DATA SUPPLIED —
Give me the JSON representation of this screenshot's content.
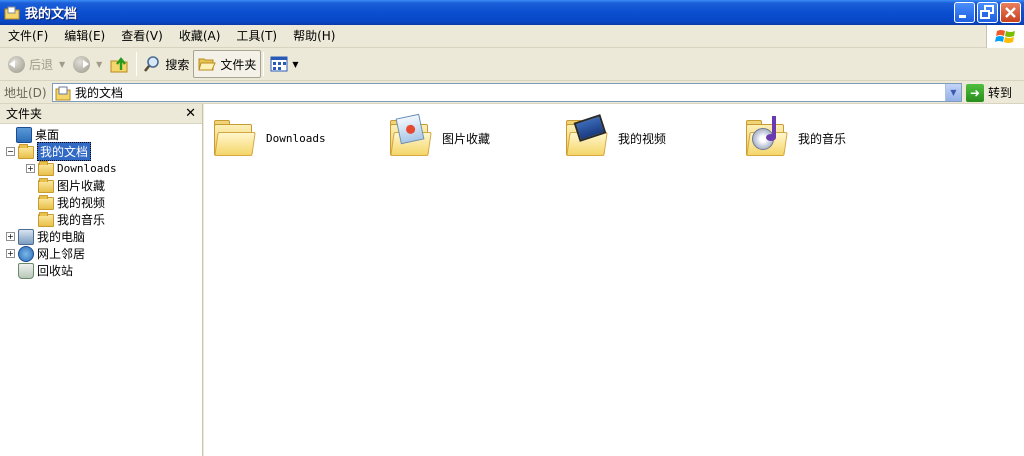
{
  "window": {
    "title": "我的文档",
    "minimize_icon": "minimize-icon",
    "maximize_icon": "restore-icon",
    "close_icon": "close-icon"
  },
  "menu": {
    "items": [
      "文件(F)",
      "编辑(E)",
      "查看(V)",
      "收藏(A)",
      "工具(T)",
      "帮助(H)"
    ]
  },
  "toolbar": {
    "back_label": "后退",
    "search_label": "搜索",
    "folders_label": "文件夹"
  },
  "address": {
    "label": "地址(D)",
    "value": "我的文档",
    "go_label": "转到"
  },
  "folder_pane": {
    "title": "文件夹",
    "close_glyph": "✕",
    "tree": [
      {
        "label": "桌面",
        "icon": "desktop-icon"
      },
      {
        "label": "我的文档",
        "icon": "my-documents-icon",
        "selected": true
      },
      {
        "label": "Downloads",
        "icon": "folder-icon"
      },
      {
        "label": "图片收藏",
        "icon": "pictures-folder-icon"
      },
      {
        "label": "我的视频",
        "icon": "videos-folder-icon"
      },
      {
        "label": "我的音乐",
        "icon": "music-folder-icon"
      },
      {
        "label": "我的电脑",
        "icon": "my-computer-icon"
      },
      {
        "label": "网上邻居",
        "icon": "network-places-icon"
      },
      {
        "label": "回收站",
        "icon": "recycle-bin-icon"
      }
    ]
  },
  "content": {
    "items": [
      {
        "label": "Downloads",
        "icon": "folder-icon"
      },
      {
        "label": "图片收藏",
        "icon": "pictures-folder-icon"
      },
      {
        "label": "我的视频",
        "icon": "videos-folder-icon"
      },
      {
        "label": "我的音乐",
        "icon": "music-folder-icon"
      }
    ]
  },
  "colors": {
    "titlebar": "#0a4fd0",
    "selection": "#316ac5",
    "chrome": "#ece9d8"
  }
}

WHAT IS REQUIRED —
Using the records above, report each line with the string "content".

EXERCISE RESULT —
Give me the JSON representation of this screenshot's content.
  "content": {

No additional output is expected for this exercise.